Task objective ::
Among the lines of the records, find all that carry the word "JSON" and copy them.

Excerpts from an interface dataset ::
━━━━━━━━━━━━━━━━

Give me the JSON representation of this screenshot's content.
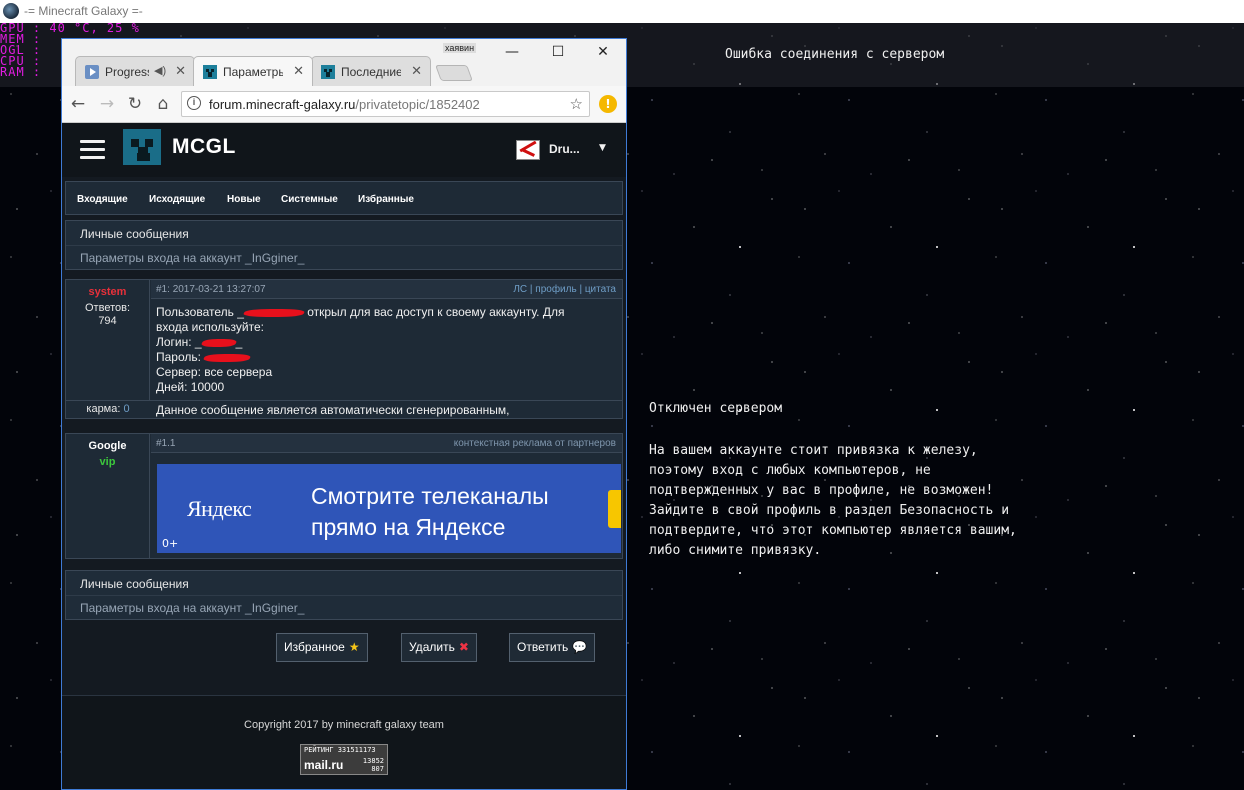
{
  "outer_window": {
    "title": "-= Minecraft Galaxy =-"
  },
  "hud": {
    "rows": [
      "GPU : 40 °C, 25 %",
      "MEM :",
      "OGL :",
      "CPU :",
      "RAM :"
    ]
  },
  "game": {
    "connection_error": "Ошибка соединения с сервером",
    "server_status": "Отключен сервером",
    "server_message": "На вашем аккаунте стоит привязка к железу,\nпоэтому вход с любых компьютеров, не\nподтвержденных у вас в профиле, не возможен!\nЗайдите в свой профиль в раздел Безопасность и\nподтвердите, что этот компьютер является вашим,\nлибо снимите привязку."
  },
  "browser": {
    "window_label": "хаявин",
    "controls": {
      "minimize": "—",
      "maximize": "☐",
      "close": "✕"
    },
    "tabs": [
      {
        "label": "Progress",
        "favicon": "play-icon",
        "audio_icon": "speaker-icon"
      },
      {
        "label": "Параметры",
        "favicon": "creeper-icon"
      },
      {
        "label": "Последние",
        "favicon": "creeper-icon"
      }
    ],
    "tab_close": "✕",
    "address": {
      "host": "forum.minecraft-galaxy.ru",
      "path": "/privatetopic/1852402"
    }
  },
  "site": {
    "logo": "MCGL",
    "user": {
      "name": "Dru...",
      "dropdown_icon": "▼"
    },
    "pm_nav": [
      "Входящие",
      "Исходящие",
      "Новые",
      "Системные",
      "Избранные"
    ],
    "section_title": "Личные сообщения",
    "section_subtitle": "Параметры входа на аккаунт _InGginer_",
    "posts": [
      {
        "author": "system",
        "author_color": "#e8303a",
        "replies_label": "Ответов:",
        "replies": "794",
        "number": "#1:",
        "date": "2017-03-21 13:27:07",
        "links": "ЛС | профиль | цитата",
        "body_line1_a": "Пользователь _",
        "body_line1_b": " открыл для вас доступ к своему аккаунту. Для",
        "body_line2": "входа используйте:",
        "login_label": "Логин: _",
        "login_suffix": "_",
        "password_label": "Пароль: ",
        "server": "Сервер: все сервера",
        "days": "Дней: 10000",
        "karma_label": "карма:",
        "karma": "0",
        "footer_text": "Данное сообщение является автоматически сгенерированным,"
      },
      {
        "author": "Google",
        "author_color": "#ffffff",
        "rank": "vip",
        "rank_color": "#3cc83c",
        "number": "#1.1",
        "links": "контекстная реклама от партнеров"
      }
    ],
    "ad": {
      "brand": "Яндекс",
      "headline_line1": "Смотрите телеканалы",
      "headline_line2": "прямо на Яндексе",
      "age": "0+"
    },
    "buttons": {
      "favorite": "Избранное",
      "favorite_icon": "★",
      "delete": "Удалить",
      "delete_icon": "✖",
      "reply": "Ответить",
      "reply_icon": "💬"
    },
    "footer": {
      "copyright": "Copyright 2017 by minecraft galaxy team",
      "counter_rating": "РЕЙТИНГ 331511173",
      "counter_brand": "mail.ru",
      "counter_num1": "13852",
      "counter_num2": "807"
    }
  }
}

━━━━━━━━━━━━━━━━

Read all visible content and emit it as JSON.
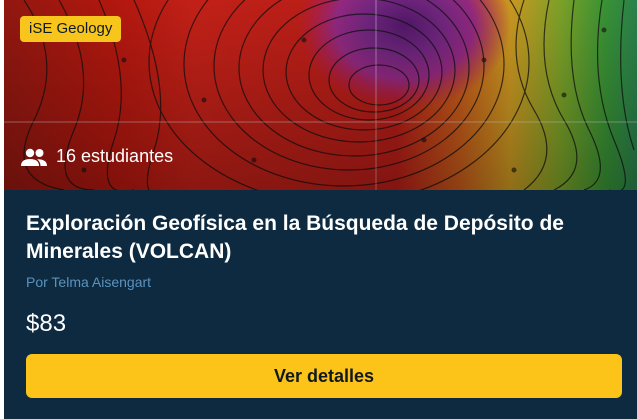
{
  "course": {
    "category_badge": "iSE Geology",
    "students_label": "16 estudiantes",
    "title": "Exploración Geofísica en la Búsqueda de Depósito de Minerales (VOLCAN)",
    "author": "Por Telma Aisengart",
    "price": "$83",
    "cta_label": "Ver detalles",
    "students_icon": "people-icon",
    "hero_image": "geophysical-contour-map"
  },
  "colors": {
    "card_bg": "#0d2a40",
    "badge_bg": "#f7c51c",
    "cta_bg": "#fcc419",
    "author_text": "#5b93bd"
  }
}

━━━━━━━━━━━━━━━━

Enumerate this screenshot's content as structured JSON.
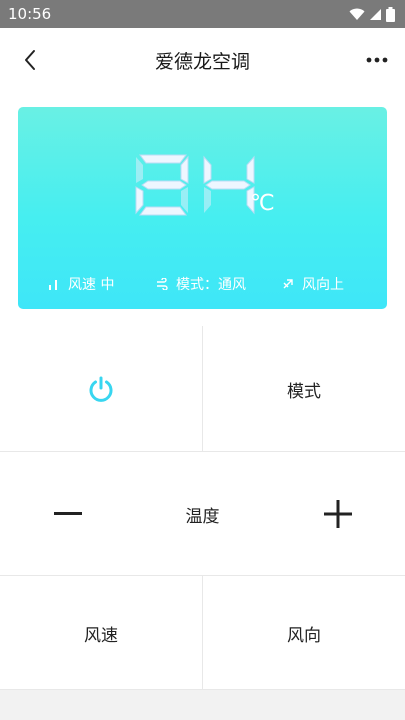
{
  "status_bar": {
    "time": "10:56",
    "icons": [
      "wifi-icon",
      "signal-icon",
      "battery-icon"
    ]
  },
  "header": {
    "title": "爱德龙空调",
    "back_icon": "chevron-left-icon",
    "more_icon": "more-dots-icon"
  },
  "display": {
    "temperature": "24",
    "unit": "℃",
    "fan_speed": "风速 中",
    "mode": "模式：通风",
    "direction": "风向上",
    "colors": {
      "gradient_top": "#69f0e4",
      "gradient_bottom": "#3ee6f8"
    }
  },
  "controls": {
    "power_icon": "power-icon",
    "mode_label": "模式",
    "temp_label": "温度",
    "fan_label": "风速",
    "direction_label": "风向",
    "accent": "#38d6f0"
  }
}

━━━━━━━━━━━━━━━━

Exercise output ::
Give me the JSON representation of this screenshot's content.
Read all visible content and emit it as JSON.
Enumerate this screenshot's content as structured JSON.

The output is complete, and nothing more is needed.